--- Data records Enclosed Below ---
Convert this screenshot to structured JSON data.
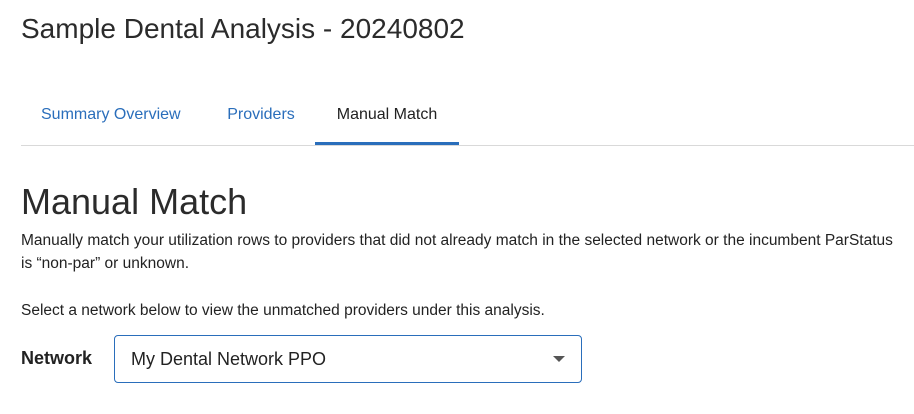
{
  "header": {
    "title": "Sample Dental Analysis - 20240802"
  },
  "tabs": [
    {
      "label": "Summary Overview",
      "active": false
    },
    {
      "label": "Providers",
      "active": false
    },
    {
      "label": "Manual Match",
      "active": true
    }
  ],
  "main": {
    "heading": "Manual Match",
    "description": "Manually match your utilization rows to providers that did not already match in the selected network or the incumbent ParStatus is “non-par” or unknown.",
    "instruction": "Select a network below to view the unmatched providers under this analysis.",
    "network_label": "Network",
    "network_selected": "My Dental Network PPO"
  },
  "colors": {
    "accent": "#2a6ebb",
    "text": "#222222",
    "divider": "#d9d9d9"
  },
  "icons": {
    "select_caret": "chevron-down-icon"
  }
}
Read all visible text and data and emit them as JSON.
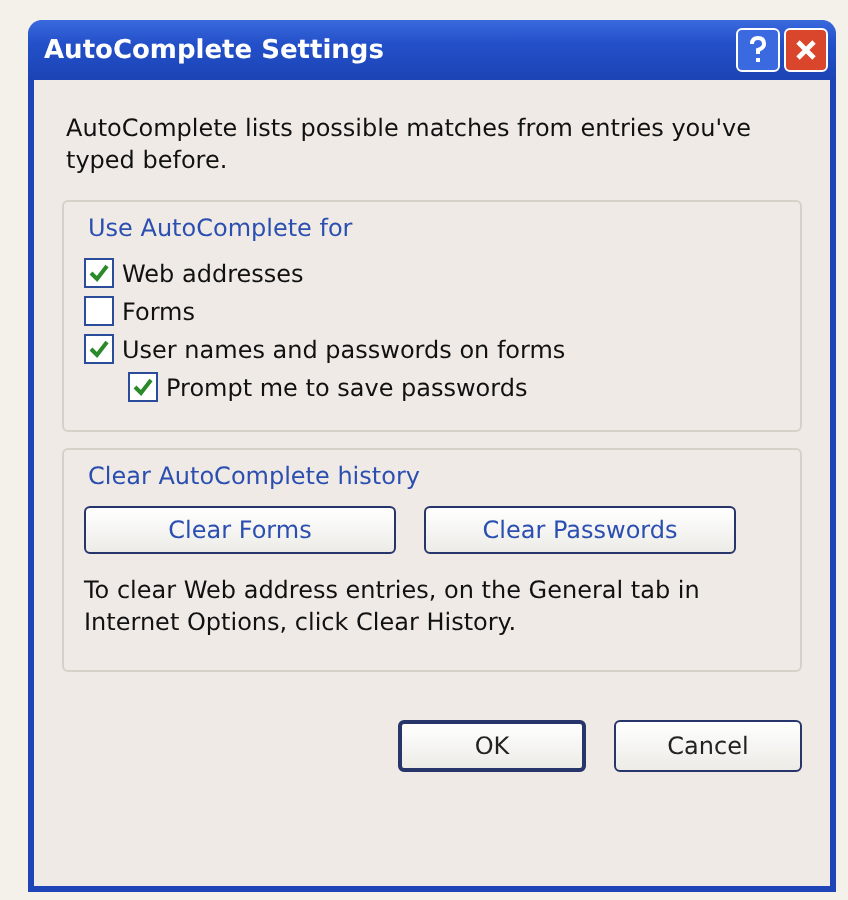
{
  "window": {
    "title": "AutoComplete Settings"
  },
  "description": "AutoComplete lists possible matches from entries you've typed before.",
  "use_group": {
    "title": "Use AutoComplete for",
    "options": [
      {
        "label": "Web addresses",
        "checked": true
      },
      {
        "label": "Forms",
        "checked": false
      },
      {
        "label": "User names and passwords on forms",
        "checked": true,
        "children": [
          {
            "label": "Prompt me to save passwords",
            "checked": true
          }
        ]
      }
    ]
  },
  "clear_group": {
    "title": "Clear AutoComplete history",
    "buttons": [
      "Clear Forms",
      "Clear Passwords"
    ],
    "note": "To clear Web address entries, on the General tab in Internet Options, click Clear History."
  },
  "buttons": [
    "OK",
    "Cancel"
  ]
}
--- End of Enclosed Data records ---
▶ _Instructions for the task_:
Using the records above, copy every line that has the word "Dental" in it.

▶ _Task output_:
    "title": "Sample Dental Analysis - 20240802"
    "network_selected": "My Dental Network PPO"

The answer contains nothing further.